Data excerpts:
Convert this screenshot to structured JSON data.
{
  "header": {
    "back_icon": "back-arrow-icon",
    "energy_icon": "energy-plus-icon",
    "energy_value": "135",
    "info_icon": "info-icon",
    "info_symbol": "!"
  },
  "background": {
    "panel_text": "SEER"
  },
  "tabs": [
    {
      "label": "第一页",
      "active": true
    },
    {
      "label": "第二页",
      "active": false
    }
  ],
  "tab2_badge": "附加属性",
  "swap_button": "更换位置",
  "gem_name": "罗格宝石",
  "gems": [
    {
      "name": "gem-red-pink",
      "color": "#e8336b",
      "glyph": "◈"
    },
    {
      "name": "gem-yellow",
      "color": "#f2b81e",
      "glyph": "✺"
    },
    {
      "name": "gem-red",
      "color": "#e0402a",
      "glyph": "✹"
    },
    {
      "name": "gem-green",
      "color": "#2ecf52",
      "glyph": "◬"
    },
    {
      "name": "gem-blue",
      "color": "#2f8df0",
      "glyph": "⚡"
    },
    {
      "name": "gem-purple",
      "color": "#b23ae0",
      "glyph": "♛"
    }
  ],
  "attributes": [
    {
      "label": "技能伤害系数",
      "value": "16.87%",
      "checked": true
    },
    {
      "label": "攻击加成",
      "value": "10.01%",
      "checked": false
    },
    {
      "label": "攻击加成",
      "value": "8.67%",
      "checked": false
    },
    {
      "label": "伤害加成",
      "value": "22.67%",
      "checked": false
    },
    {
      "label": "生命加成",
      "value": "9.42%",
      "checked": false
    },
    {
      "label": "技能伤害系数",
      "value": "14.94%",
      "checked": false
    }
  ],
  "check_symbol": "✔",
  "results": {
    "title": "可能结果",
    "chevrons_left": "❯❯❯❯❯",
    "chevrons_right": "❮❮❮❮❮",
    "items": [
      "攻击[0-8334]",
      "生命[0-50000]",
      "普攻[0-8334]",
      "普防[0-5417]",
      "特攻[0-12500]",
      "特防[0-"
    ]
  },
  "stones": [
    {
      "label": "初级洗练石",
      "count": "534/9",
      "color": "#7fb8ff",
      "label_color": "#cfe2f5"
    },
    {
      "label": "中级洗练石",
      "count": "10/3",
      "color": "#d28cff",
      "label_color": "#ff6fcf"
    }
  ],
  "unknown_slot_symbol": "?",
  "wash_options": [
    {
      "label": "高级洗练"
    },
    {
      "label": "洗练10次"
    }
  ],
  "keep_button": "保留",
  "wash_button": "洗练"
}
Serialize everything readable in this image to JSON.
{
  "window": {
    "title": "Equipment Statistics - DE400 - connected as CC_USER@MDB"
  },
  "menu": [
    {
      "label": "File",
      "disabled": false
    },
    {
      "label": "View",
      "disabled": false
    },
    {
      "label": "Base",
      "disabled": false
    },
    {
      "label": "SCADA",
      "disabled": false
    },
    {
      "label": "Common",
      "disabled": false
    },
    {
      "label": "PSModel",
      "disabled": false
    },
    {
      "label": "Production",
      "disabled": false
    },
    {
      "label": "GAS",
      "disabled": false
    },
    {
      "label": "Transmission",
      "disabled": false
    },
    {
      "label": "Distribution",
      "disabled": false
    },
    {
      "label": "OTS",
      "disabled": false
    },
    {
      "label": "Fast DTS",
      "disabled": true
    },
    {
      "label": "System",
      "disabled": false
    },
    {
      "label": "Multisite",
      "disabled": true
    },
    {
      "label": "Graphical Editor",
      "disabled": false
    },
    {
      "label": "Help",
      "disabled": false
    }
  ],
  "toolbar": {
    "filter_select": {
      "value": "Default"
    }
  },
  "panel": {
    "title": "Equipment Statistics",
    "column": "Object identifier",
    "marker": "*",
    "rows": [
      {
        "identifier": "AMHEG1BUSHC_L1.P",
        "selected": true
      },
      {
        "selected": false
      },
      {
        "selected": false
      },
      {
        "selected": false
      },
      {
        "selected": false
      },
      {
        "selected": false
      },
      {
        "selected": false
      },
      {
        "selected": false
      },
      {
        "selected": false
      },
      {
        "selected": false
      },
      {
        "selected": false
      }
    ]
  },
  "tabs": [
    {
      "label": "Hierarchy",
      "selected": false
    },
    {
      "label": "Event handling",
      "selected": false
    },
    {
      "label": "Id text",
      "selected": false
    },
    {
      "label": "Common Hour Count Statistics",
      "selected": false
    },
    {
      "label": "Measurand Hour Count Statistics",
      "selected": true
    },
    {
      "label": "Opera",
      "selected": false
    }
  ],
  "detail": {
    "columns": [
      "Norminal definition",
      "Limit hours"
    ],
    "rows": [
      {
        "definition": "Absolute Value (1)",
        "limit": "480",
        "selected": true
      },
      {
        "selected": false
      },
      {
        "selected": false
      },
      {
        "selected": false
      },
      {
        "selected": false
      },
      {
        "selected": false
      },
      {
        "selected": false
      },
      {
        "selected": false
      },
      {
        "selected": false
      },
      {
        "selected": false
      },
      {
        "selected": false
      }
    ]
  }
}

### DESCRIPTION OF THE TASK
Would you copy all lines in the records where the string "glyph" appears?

### TASK RESPONSE
      "glyph": "◈"
      "glyph": "✺"
      "glyph": "✹"
      "glyph": "◬"
      "glyph": "⚡"
      "glyph": "♛"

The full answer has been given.